We will start inside with a presentation to learn which turtle species live in the Pine Bush, how to identify them, examine our Discovery Center turtles and if weather permits, will hike to a vernal pond to observe turtle behavior in their own habitat.
Adirondack Park Agency Newcomb Visitors Center
Birds and Woodland Wildflowers
Saturday, April 24 at 1:30 PM
Guest Naturalist Peter O'Shea will lead a walk on one of the VIC trails, as he looks for birds and early spring woodland wildflowers. Call -518-582-2000 to register
Adirondack Park Agency Paul Smiths Visitors Center
Fish Hatchery Tour
Saturday, April 24 from 10:00 AM to 11:00 AM
Ed Grant of the NYS DEC will host a visit to the Lake Clear Fish Hatchery. This program will begin at the fish hatchery. Call 518-327-3000 for directions.
Saturday, April 24 at 7:30 PM
Croak! Peep! Snore! Quack! Listen to the choir of frogs and discover the songs of various species as we search for them around the marsh. Wear boots and bring a flashlight!
Saturday, May 1 from Noon to 4:00 PM
Come celebrate the earth with fun music, games, demonstrations and cool exhibits. Take home a tree or shrub for your yard.
Advance registration is required. Call 716-683-5959.
After School Escape
Thursdays, April 22 and 29 at 4:30 PM
Enjoy a one-hour program for kids featuring a different, fun, outdoor activity each week. For children in grades K-5. No registration is required.
Insect Home Hunt
Friday, April 23 at 10:00 AM
Bring your detective skills as we search the woods for webs, galls, cocoons and other homes. For children age 6 and older.
Saturday, April 24 at 10:30 AM
Come out to The Woods, and learn all about frogs and toads through activities and crafts, along with a critter hunt. For children ages 4 to 8.
Full Fish Moon Walk
Wednesday, April 28 at 8:30 PM
Join us for a walk on the night of the full moon. Bring binoculars and flashlights if you have them. Advance registration required; call 716-683-5959 to sign up.
Saturday, May 1 from 10:00 AM to 1:00 PM

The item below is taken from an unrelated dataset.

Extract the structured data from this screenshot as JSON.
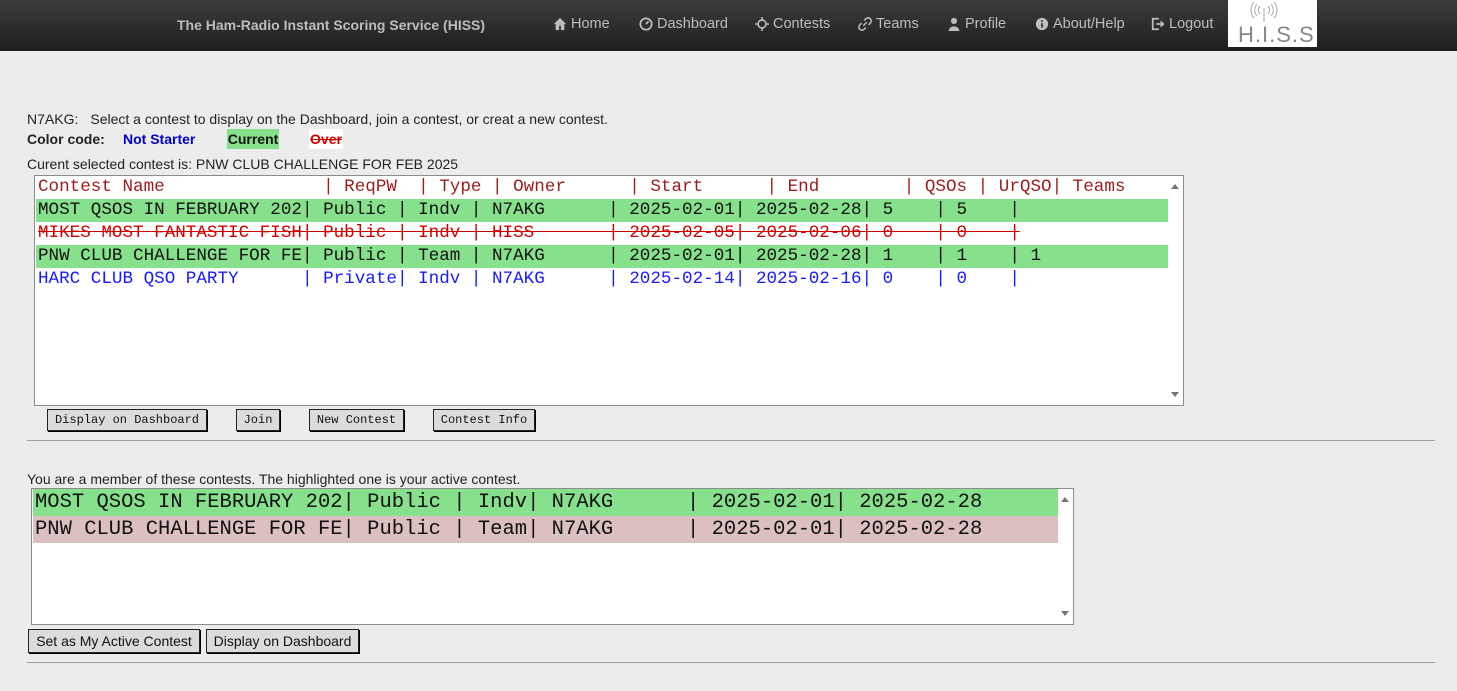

Bring your rakes and shovels for our annual trail clean-up. This is a great opportunity to fulfill community or scout service hours and for volunteers of all ages to help prepare our trails for spring. Advance registration required; call 716-683-5959 to sign up.